◆ WHAT YOU NEED TO DO:
If a record holds a picture, please leave the picture out and copy the rest of the record exactly.

◆ Web page and app entries:
--

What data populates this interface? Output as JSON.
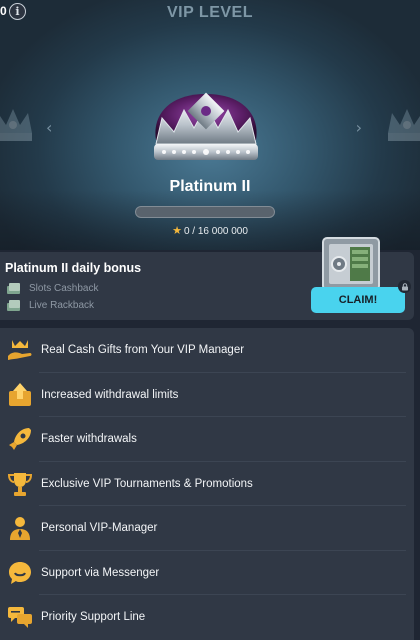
{
  "header": {
    "counter": "0",
    "title": "VIP LEVEL"
  },
  "level": {
    "name": "Platinum II",
    "points": "0 / 16 000 000",
    "progress": 0
  },
  "bonus": {
    "title": "Platinum II daily bonus",
    "items": [
      "Slots Cashback",
      "Live Rackback"
    ],
    "claim_label": "CLAIM!"
  },
  "benefits": [
    "Real Cash Gifts from Your VIP Manager",
    "Increased withdrawal limits",
    "Faster withdrawals",
    "Exclusive VIP Tournaments & Promotions",
    "Personal VIP-Manager",
    "Support via Messenger",
    "Priority Support Line"
  ],
  "colors": {
    "accent": "#49d3ee",
    "gold": "#f4b73a",
    "panel": "#303845",
    "crown_velvet": "#5b1e66"
  },
  "icons": {
    "info": "info-icon",
    "crown": "crown-icon",
    "safe": "safe-icon",
    "lock": "lock-icon"
  }
}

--

◆ EXERCISE RESULT:
What data populates this interface? Output as JSON.
{
  "header": {
    "counter": "0",
    "title": "VIP LEVEL"
  },
  "level": {
    "name": "Platinum II",
    "points": "0 / 16 000 000",
    "progress": 0
  },
  "bonus": {
    "title": "Platinum II daily bonus",
    "items": [
      "Slots Cashback",
      "Live Rackback"
    ],
    "claim_label": "CLAIM!"
  },
  "benefits": [
    "Real Cash Gifts from Your VIP Manager",
    "Increased withdrawal limits",
    "Faster withdrawals",
    "Exclusive VIP Tournaments & Promotions",
    "Personal VIP-Manager",
    "Support via Messenger",
    "Priority Support Line"
  ],
  "colors": {
    "accent": "#49d3ee",
    "gold": "#f4b73a",
    "panel": "#303845",
    "crown_velvet": "#5b1e66"
  },
  "icons": {
    "info": "info-icon",
    "crown": "crown-icon",
    "safe": "safe-icon",
    "lock": "lock-icon"
  }
}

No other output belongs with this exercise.